The task:
Because the listing below is to be kept intact, restate all of it word for word.

Study material:

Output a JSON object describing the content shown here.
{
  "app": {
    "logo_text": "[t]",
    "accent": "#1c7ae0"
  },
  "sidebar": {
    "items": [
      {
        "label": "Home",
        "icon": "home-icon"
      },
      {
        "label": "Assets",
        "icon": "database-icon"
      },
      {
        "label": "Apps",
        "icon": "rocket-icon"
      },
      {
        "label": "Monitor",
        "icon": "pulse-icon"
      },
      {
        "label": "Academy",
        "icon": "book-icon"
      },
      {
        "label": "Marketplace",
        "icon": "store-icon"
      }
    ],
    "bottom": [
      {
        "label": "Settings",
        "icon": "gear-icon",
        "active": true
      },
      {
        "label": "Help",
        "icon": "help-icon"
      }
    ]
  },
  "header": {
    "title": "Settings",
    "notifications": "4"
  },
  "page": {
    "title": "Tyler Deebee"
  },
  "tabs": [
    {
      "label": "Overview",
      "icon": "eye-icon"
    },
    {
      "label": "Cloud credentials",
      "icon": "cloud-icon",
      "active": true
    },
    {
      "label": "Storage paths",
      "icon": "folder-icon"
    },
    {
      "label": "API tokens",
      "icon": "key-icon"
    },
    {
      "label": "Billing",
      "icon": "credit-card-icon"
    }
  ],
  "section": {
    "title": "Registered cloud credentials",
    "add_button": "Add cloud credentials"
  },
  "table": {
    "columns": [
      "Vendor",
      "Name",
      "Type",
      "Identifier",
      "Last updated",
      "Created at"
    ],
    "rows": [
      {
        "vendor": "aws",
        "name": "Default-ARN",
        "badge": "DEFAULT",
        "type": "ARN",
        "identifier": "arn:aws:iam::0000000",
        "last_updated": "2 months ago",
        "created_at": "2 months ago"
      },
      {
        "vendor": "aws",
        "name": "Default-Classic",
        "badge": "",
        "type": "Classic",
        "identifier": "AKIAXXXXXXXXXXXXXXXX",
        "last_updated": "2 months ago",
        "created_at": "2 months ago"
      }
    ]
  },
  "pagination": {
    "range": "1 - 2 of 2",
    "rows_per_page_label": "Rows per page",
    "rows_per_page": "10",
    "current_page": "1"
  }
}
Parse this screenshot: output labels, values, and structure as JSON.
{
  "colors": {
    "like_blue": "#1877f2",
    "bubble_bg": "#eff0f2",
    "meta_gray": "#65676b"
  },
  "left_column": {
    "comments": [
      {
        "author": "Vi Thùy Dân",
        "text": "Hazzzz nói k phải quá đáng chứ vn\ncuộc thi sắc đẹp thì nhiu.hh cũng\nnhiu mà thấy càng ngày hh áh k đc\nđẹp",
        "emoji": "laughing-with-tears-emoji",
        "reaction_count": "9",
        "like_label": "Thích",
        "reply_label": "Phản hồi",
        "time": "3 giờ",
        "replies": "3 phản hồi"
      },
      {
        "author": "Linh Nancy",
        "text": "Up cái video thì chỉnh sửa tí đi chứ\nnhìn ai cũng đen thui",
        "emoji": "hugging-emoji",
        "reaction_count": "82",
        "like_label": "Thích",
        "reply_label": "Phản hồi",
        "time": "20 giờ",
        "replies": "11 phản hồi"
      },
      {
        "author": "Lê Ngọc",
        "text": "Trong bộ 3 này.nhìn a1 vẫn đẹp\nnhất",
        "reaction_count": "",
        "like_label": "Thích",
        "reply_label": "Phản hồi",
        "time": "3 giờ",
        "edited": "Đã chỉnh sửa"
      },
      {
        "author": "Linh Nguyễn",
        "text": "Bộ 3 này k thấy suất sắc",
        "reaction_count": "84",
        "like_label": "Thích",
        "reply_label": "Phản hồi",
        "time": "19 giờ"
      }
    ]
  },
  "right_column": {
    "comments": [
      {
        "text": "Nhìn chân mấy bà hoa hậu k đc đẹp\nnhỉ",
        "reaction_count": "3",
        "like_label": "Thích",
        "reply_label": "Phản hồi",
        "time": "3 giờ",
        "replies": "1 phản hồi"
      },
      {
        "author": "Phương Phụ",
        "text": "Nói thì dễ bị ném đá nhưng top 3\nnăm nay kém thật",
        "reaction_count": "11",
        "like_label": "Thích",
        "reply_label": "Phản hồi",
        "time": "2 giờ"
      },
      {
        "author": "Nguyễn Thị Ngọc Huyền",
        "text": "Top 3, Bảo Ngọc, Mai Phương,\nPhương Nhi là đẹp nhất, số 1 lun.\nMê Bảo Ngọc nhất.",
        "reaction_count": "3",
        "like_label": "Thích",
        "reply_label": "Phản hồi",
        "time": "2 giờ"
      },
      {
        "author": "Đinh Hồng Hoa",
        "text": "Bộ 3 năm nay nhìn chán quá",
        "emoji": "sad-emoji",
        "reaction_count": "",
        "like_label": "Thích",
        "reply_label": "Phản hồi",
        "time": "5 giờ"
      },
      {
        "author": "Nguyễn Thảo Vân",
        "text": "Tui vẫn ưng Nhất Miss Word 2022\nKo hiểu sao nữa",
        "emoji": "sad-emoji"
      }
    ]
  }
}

Reply:
Output a JSON object describing the content shown here.
{
  "app": {
    "logo_text": "[t]",
    "accent": "#1c7ae0"
  },
  "sidebar": {
    "items": [
      {
        "label": "Home",
        "icon": "home-icon"
      },
      {
        "label": "Assets",
        "icon": "database-icon"
      },
      {
        "label": "Apps",
        "icon": "rocket-icon"
      },
      {
        "label": "Monitor",
        "icon": "pulse-icon"
      },
      {
        "label": "Academy",
        "icon": "book-icon"
      },
      {
        "label": "Marketplace",
        "icon": "store-icon"
      }
    ],
    "bottom": [
      {
        "label": "Settings",
        "icon": "gear-icon",
        "active": true
      },
      {
        "label": "Help",
        "icon": "help-icon"
      }
    ]
  },
  "header": {
    "title": "Settings",
    "notifications": "4"
  },
  "page": {
    "title": "Tyler Deebee"
  },
  "tabs": [
    {
      "label": "Overview",
      "icon": "eye-icon"
    },
    {
      "label": "Cloud credentials",
      "icon": "cloud-icon",
      "active": true
    },
    {
      "label": "Storage paths",
      "icon": "folder-icon"
    },
    {
      "label": "API tokens",
      "icon": "key-icon"
    },
    {
      "label": "Billing",
      "icon": "credit-card-icon"
    }
  ],
  "section": {
    "title": "Registered cloud credentials",
    "add_button": "Add cloud credentials"
  },
  "table": {
    "columns": [
      "Vendor",
      "Name",
      "Type",
      "Identifier",
      "Last updated",
      "Created at"
    ],
    "rows": [
      {
        "vendor": "aws",
        "name": "Default-ARN",
        "badge": "DEFAULT",
        "type": "ARN",
        "identifier": "arn:aws:iam::0000000",
        "last_updated": "2 months ago",
        "created_at": "2 months ago"
      },
      {
        "vendor": "aws",
        "name": "Default-Classic",
        "badge": "",
        "type": "Classic",
        "identifier": "AKIAXXXXXXXXXXXXXXXX",
        "last_updated": "2 months ago",
        "created_at": "2 months ago"
      }
    ]
  },
  "pagination": {
    "range": "1 - 2 of 2",
    "rows_per_page_label": "Rows per page",
    "rows_per_page": "10",
    "current_page": "1"
  }
}
Parse this screenshot: output labels, values, and structure as JSON.
{
  "colors": {
    "like_blue": "#1877f2",
    "bubble_bg": "#eff0f2",
    "meta_gray": "#65676b"
  },
  "left_column": {
    "comments": [
      {
        "author": "Vi Thùy Dân",
        "text": "Hazzzz nói k phải quá đáng chứ vn\ncuộc thi sắc đẹp thì nhiu.hh cũng\nnhiu mà thấy càng ngày hh áh k đc\nđẹp",
        "emoji": "laughing-with-tears-emoji",
        "reaction_count": "9",
        "like_label": "Thích",
        "reply_label": "Phản hồi",
        "time": "3 giờ",
        "replies": "3 phản hồi"
      },
      {
        "author": "Linh Nancy",
        "text": "Up cái video thì chỉnh sửa tí đi chứ\nnhìn ai cũng đen thui",
        "emoji": "hugging-emoji",
        "reaction_count": "82",
        "like_label": "Thích",
        "reply_label": "Phản hồi",
        "time": "20 giờ",
        "replies": "11 phản hồi"
      },
      {
        "author": "Lê Ngọc",
        "text": "Trong bộ 3 này.nhìn a1 vẫn đẹp\nnhất",
        "reaction_count": "",
        "like_label": "Thích",
        "reply_label": "Phản hồi",
        "time": "3 giờ",
        "edited": "Đã chỉnh sửa"
      },
      {
        "author": "Linh Nguyễn",
        "text": "Bộ 3 này k thấy suất sắc",
        "reaction_count": "84",
        "like_label": "Thích",
        "reply_label": "Phản hồi",
        "time": "19 giờ"
      }
    ]
  },
  "right_column": {
    "comments": [
      {
        "text": "Nhìn chân mấy bà hoa hậu k đc đẹp\nnhỉ",
        "reaction_count": "3",
        "like_label": "Thích",
        "reply_label": "Phản hồi",
        "time": "3 giờ",
        "replies": "1 phản hồi"
      },
      {
        "author": "Phương Phụ",
        "text": "Nói thì dễ bị ném đá nhưng top 3\nnăm nay kém thật",
        "reaction_count": "11",
        "like_label": "Thích",
        "reply_label": "Phản hồi",
        "time": "2 giờ"
      },
      {
        "author": "Nguyễn Thị Ngọc Huyền",
        "text": "Top 3, Bảo Ngọc, Mai Phương,\nPhương Nhi là đẹp nhất, số 1 lun.\nMê Bảo Ngọc nhất.",
        "reaction_count": "3",
        "like_label": "Thích",
        "reply_label": "Phản hồi",
        "time": "2 giờ"
      },
      {
        "author": "Đinh Hồng Hoa",
        "text": "Bộ 3 năm nay nhìn chán quá",
        "emoji": "sad-emoji",
        "reaction_count": "",
        "like_label": "Thích",
        "reply_label": "Phản hồi",
        "time": "5 giờ"
      },
      {
        "author": "Nguyễn Thảo Vân",
        "text": "Tui vẫn ưng Nhất Miss Word 2022\nKo hiểu sao nữa",
        "emoji": "sad-emoji"
      }
    ]
  }
}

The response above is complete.